Her younger sister was born in Ridgecrest. In those days the work they were doing was secret and their official address was the place of your employment. Her sister’s birth certificate lists her birth place as “Inyokern Paint Shop.”

As with many local old timers, there are fond memories of growing up on the base in the desert. “We used to go out and run around the desert barefoot, in shorts and a T shirt. We would run out and collect the wildflowers and chase the lizards. I have good memories, fond memories. It was one big community and all the neighbors were like your second moms and nobody locked their houses. You could just go to the neighbor’s house and walk in and if you got into trouble, your folks knew about it before you got home. It was a very safe place. There was very little of any crime.

When we were kids, we made our own fun. We would go out in the middle of the street and bring our guitars, sit around in a circle, sing folk songs and play guitars. And we’d go out in the desert and do the same thing. When we got a little older we’d drive up towards where Cerro Coso is now, park our cars in a circle, tune our radios to the same music station, build a campfire, sit out there and dance and sing.”

A unique memory is from the base during the mid to late 1950’s, “They had roll away stoplights (an entire stoplight with red, yellow and green lights). They were on a big base with rollers, they’d roll it off to the corner and then would roll it out during the peak traffic hours.” School days were on the base. Miller remembers it being called Burroughs and attending kindergarten through grade school there. When the high school was built in town, her class was the 2nd class to graduate from the new school.

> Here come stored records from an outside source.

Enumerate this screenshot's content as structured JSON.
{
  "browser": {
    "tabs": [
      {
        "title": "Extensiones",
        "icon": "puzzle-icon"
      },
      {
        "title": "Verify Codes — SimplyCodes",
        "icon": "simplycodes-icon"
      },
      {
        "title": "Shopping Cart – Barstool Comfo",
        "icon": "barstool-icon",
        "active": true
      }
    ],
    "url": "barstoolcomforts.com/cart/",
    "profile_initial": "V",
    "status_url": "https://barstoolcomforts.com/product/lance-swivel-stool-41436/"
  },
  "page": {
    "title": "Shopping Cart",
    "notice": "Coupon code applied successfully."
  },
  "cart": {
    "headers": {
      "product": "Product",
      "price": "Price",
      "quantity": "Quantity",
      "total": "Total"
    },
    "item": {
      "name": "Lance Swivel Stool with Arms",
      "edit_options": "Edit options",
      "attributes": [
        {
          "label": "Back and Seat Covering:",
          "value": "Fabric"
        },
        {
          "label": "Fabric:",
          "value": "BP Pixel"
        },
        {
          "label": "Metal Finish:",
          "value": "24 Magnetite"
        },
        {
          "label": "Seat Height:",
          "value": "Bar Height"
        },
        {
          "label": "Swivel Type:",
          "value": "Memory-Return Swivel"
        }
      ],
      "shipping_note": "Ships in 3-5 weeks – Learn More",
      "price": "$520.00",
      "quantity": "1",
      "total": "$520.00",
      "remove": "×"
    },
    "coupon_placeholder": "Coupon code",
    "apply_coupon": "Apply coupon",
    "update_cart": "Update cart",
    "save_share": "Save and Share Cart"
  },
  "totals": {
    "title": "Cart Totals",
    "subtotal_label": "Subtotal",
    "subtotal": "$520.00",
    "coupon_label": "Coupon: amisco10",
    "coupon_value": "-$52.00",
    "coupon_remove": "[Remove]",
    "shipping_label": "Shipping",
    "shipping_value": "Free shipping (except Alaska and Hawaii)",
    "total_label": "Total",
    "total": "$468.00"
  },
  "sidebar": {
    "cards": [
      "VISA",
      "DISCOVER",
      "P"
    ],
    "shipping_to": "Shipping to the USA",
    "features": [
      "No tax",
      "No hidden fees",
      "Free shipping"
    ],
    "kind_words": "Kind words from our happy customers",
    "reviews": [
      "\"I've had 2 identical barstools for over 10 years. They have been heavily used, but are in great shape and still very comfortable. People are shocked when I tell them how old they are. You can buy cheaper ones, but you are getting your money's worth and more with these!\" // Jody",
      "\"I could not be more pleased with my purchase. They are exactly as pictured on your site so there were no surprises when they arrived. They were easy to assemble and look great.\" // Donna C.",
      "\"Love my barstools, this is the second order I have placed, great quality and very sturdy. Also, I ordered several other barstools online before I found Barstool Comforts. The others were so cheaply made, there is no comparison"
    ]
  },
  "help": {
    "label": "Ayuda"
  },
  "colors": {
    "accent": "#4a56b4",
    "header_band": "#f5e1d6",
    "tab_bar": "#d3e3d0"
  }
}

One time she was asked to take a new student around the original school and orient her. “They had these old quonset huts as part of the Burroughs campus because they didn’t have enough classroom facilities and everybody was going to school there at that time. All of a sudden one of the jets broke the sound barrier and there was that big sonic boom. Windows rattled and everything shook. We were used to it. We lived with it. We grew up with it. It was no big deal.” But not for the new student. “She said, ‘What was that?’ I said. ‘Don’t worry; it’s just a bomb.’ I didn’t know at the time the difference between the sonic boom and a bomb. She just freaked out. I had to explain to her, ‘That’s what they do here. We test weapons.’”

Miller’s mother was very involved with the Brownies and Girl Scouts, as a leader and then as the district representative for Kern County. She was also a charter member of the historical society and involved with the Maturango Museum. Linda’s community involvement is primarily with her high school graduating class, “I’m the class keeper. I keep in touch with all of the classmates.” She also arranged for a Navy memorial service for a former classmate who was MIA in Vietnam when his remains were found. She was instrumental in getting the tennis courts across from Murray Middle School named after him, “the Lt Ralph Fouks Memorial Tennis Courts.”

Jenny Miller. Collection: Christmas on Thompson Street, 1947. Little Karen Miller, 14 months, and Linda Miller four years enjoy the Christmas tree with their grandmother (Jenny Mill’s mother), Mary Pichurko of Ukrainian heritage.

Story First Published: 2022-03-18